On March 20, 2019, Wang Chen took over from Wang Lequan as director of the China Law Society. Wang Chen is a member of the Politburo, the top decision-making body of the CCP. Within one month, Wang Chen had planned intensive training to intensify the persecution of Falun Gong. 

According to a leaked document, “China Law Society Training File 2019 No. 17,” the agency hosted 8 training sessions in 2019 alone. The speakers included people from the China Anti-Cult Association, the Ministry of Public Security, the Central Party School (also known as the National Academy of Governance), local Party School branches, and institutions of higher education. 

The trainees were directors and key officials from PLAC branches, local Anti-Cult Association branches, as well as the police, procuratorial, and court systems. Officials from the 610 Office system were also included. It was said that the CCP had planned to escalate the persecution of Falun Gong in early 2020 following these training sessions in 2019. This plan was interrupted by the coronavirus pandemic and, after the situation improved some in China, the CCP launched the large-scale Zero-Out Campaign, a coordinated effort aimed to force every Falun Gong practitioner on the government's blacklist to give up their belief in Falun Gong. By working closely with the PLAC and the 610 Office at all levels, the China Law Society has aimed to eradicate Falun Gong. 

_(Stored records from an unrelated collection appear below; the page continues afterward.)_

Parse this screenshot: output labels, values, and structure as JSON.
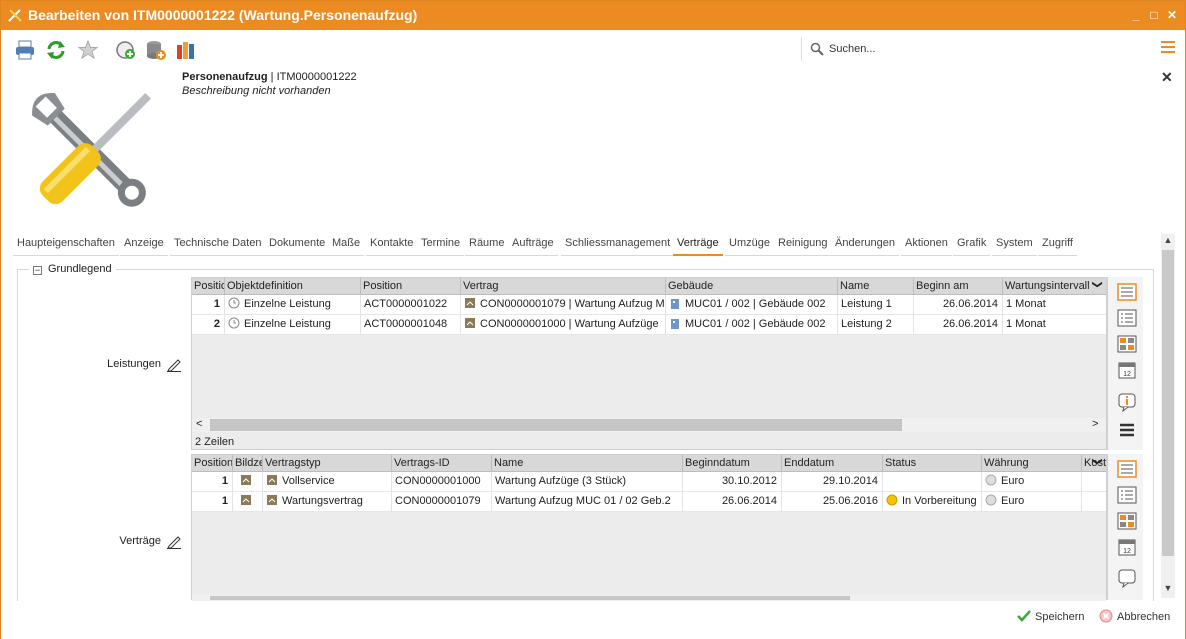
{
  "window": {
    "title": "Bearbeiten von ITM0000001222 (Wartung.Personenaufzug)",
    "minimize": "_",
    "maximize": "□",
    "close": "✕"
  },
  "toolbar": {
    "icons": [
      "print-icon",
      "refresh-icon",
      "favorite-star-icon",
      "add-view-icon",
      "database-add-icon",
      "books-icon"
    ],
    "search_label": "Suchen..."
  },
  "header": {
    "object_type": "Personenaufzug",
    "separator": "|",
    "object_id": "ITM0000001222",
    "description": "Beschreibung nicht vorhanden",
    "close": "✕"
  },
  "tabs": [
    {
      "label": "Haupteigenschaften"
    },
    {
      "label": "Anzeige"
    },
    {
      "label": "Technische Daten"
    },
    {
      "label": "Dokumente"
    },
    {
      "label": "Maße"
    },
    {
      "label": "Kontakte"
    },
    {
      "label": "Termine"
    },
    {
      "label": "Räume"
    },
    {
      "label": "Aufträge"
    },
    {
      "label": "Schliessmanagement"
    },
    {
      "label": "Verträge",
      "active": true
    },
    {
      "label": "Umzüge"
    },
    {
      "label": "Reinigung"
    },
    {
      "label": "Änderungen"
    },
    {
      "label": "Aktionen"
    },
    {
      "label": "Grafik"
    },
    {
      "label": "System"
    },
    {
      "label": "Zugriff"
    }
  ],
  "group": {
    "toggle": "−",
    "title": "Grundlegend"
  },
  "leistungen": {
    "label": "Leistungen",
    "columns": [
      "Positio",
      "Objektdefinition",
      "Position",
      "Vertrag",
      "Gebäude",
      "Name",
      "Beginn am",
      "Wartungsintervall"
    ],
    "rows": [
      [
        "1",
        "Einzelne Leistung",
        "ACT0000001022",
        "CON0000001079 | Wartung Aufzug M",
        "MUC01 / 002 | Gebäude 002",
        "Leistung 1",
        "26.06.2014",
        "1 Monat"
      ],
      [
        "2",
        "Einzelne Leistung",
        "ACT0000001048",
        "CON0000001000 | Wartung Aufzüge",
        "MUC01 / 002 | Gebäude 002",
        "Leistung 2",
        "26.06.2014",
        "1 Monat"
      ]
    ],
    "row_count": "2 Zeilen",
    "scroll_left": "<",
    "scroll_right": ">",
    "header_menu": "❯"
  },
  "vertraege": {
    "label": "Verträge",
    "columns": [
      "Position",
      "Bildze",
      "Vertragstyp",
      "Vertrags-ID",
      "Name",
      "Beginndatum",
      "Enddatum",
      "Status",
      "Währung",
      "Kost"
    ],
    "rows": [
      [
        "1",
        "",
        "Vollservice",
        "CON0000001000",
        "Wartung Aufzüge (3 Stück)",
        "30.10.2012",
        "29.10.2014",
        "",
        "Euro"
      ],
      [
        "1",
        "",
        "Wartungsvertrag",
        "CON0000001079",
        "Wartung Aufzug MUC 01 / 02 Geb.2",
        "26.06.2014",
        "25.06.2016",
        "In Vorbereitung",
        "Euro"
      ]
    ],
    "header_menu": "❯"
  },
  "sidebar_icons": [
    "list-view-icon",
    "detail-list-icon",
    "tile-view-icon",
    "calendar-icon",
    "info-icon",
    "menu-icon"
  ],
  "sidebar_icons_2": [
    "list-view-icon",
    "detail-list-icon",
    "tile-view-icon",
    "calendar-icon",
    "comment-icon"
  ],
  "scrollbar": {
    "up": "▲",
    "down": "▼"
  },
  "footer": {
    "save_label": "Speichern",
    "cancel_label": "Abbrechen"
  },
  "colors": {
    "accent": "#ec8b22",
    "grid_header": "#d8d8d8",
    "grid_bg": "#ececec"
  }
}
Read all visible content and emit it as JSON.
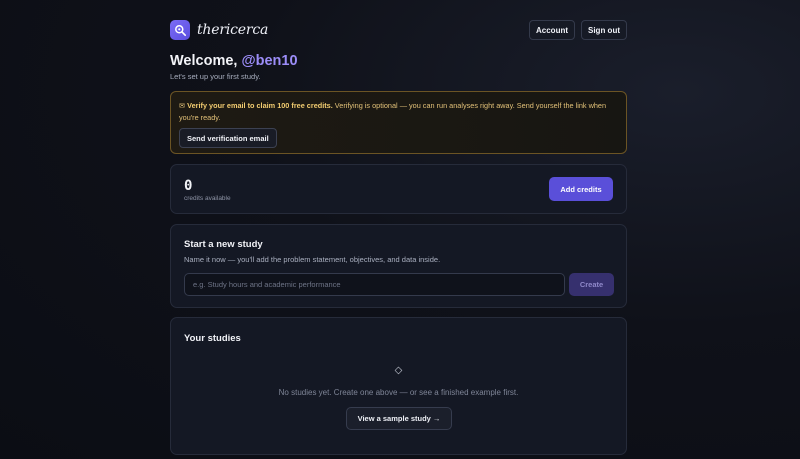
{
  "header": {
    "brand": "thericerca",
    "logo_icon": "search-icon",
    "account_label": "Account",
    "signout_label": "Sign out"
  },
  "welcome": {
    "greeting": "Welcome,",
    "handle": "@ben10",
    "subtitle": "Let's set up your first study."
  },
  "verify_banner": {
    "icon": "mail-icon",
    "bold_text": "Verify your email to claim 100 free credits.",
    "text": " Verifying is optional — you can run analyses right away. Send yourself the link when you're ready.",
    "button_label": "Send verification email"
  },
  "credits": {
    "value": "0",
    "label": "credits available",
    "button_label": "Add credits"
  },
  "new_study": {
    "title": "Start a new study",
    "description": "Name it now — you'll add the problem statement, objectives, and data inside.",
    "input_value": "",
    "input_placeholder": "e.g. Study hours and academic performance",
    "create_label": "Create"
  },
  "your_studies": {
    "title": "Your studies",
    "empty_icon": "◇",
    "empty_text": "No studies yet. Create one above — or see a finished example first.",
    "sample_button_label": "View a sample study →"
  },
  "colors": {
    "accent": "#5a4fd9",
    "handle": "#9c8df8",
    "warning": "#f2cc70"
  }
}
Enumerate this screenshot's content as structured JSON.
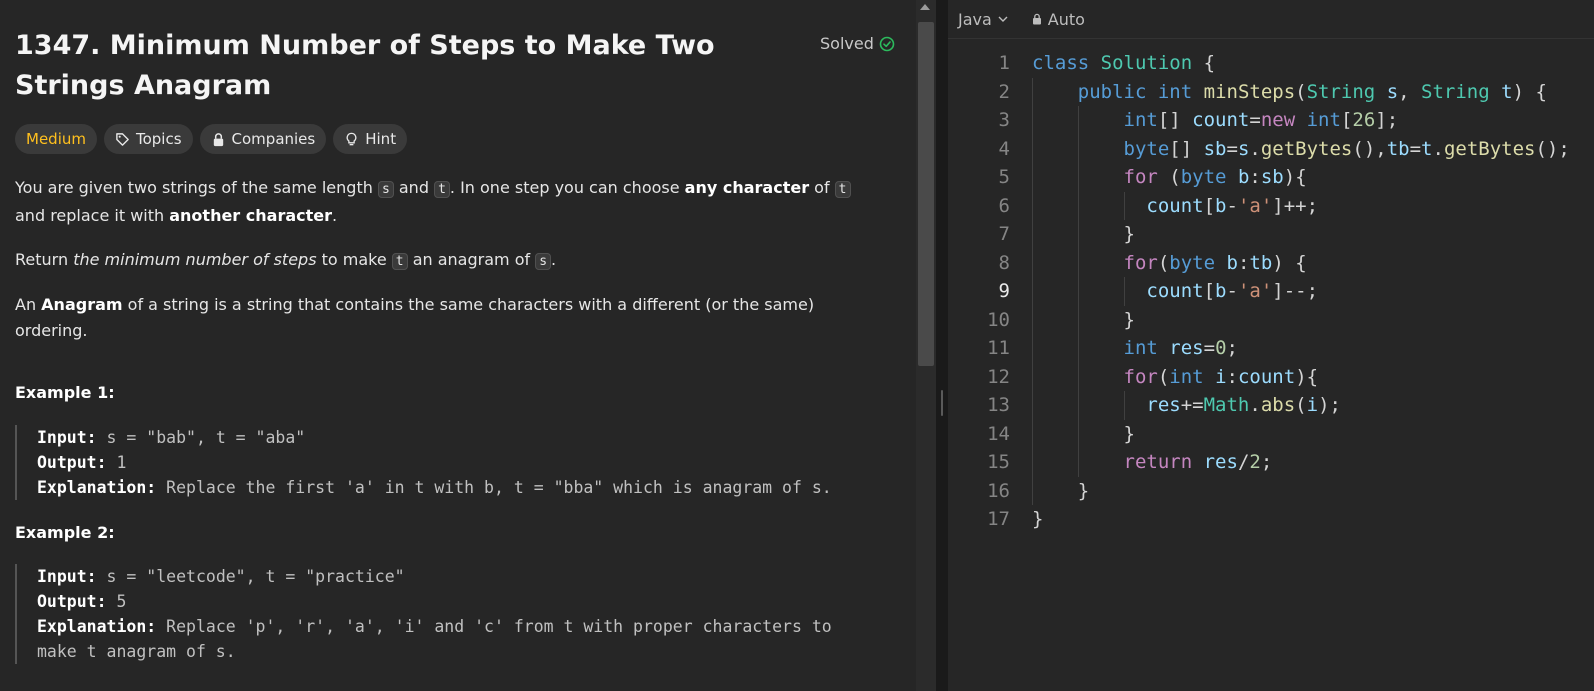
{
  "problem": {
    "title": "1347. Minimum Number of Steps to Make Two Strings Anagram",
    "status": "Solved",
    "tags": [
      "Medium",
      "Topics",
      "Companies",
      "Hint"
    ],
    "desc1": {
      "a": "You are given two strings of the same length ",
      "c1": "s",
      "b": " and ",
      "c2": "t",
      "c": ". In one step you can choose ",
      "d": "any character",
      "e": " of ",
      "c3": "t",
      "f": " and replace it with ",
      "g": "another character",
      "h": "."
    },
    "desc2": {
      "a": "Return ",
      "b": "the minimum number of steps",
      "c": " to make ",
      "c1": "t",
      "d": " an anagram of ",
      "c2": "s",
      "e": "."
    },
    "desc3": {
      "a": "An ",
      "b": "Anagram",
      "c": " of a string is a string that contains the same characters with a different (or the same) ordering."
    },
    "examples": [
      {
        "title": "Example 1:",
        "input_label": "Input:",
        "input": " s = \"bab\", t = \"aba\"",
        "output_label": "Output:",
        "output": " 1",
        "explanation_label": "Explanation:",
        "explanation": " Replace the first 'a' in t with b, t = \"bba\" which is anagram of s."
      },
      {
        "title": "Example 2:",
        "input_label": "Input:",
        "input": " s = \"leetcode\", t = \"practice\"",
        "output_label": "Output:",
        "output": " 5",
        "explanation_label": "Explanation:",
        "explanation": " Replace 'p', 'r', 'a', 'i' and 'c' from t with proper characters to",
        "explanation_cont": "make t anagram of s."
      }
    ]
  },
  "editor": {
    "language": "Java",
    "mode": "Auto",
    "active_line": 9,
    "lines": [
      "class Solution {",
      "    public int minSteps(String s, String t) {",
      "        int[] count=new int[26];",
      "        byte[] sb=s.getBytes(),tb=t.getBytes();",
      "        for (byte b:sb){",
      "          count[b-'a']++;",
      "        }",
      "        for(byte b:tb) {",
      "          count[b-'a']--;",
      "        }",
      "        int res=0;",
      "        for(int i:count){",
      "          res+=Math.abs(i);",
      "        }",
      "        return res/2;",
      "    }",
      "}"
    ]
  }
}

Wang Chen’s involvement in the suppression started even before former CCP leader Jiang Zemin officially launched the persecution in July 1999. Xu Guangchun, Jiang’s aide and then Vice Minister of Propaganda, organized a meeting in June 1996 for the chief editors of 10 major newspapers in Beijing. He bluntly requested that these media outlets publish articles against Falun Gong. Wang Chen, then chief editor of the Guangming Daily, closely followed the order and published slanderous articles against Falun Gong on the front page of the newspaper. This misled the public and paved the path for the persecution later on. 

After seeing these articles from the Guangming Daily, some practitioners went to the newspaper to submit materials to debunk the lies against Falun Gong. Wang Chen refused to meet with them and ordered his secretary to record the practitioners’ contact information. After the persecution started in 1999, Wang Chen provided the information to the police in retaliation. 

As the president of the Guangming Daily in 2002 and Vice Minister in 2008, Wang continued to instruct this newspaper and other media to defame Falun Gong. 

Human Rights Perpetrators Sanctioned

The U.S. Department of State (DOS) announced on December 7, 2020 that it sanctioned 14 Chinese officials for human rights violations. They are Wang Chen and 13 other vice chairpersons of the National People’s Congress Standing Committee (NPCSC).

Then U.S. Secretary of State Mike Pompeo stated that these officials failed to follow the Joint Declaration and Basic Law on issues related to Hong Kong, leaving Hong Kong residents deprived of their election rights. “Beijing’s unrelenting assault against Hong Kong’s democratic processes has gutted its Legislative Council, rendering the body a rubber stamp devoid of meaningful opposition,” he explained. 

Three days later, the U.S. DOS again announced sanctions against 17 Chinese officials and other foreign officials for human rights violations. Pompeo said Huang Yuanxiong, Chief of the Xiamen Public Security Bureau of the Wucun Police Station of Fujian Province, is one of them. 

Pompeo said in a statement that Huang was sanctioned for his involvement in the “gross violations of human rights” of practitioners of Falun Gong. 

Both Huang and his spouse are now denied visas to the U.S. 

There is a Chinese saying that “good is rewarded with good and evil meets with evil.” Similar to what has happened in history, those who harm Falun Gong practitioners and other innocent people have faced the consequences, or will some day. Statistics from Minghui show that 164 provincial and central government officials in China have met with such consequences. Detailed information can be found in the downloadable file in the Chinese version of this article. 

Chinese version available

Category: Perspective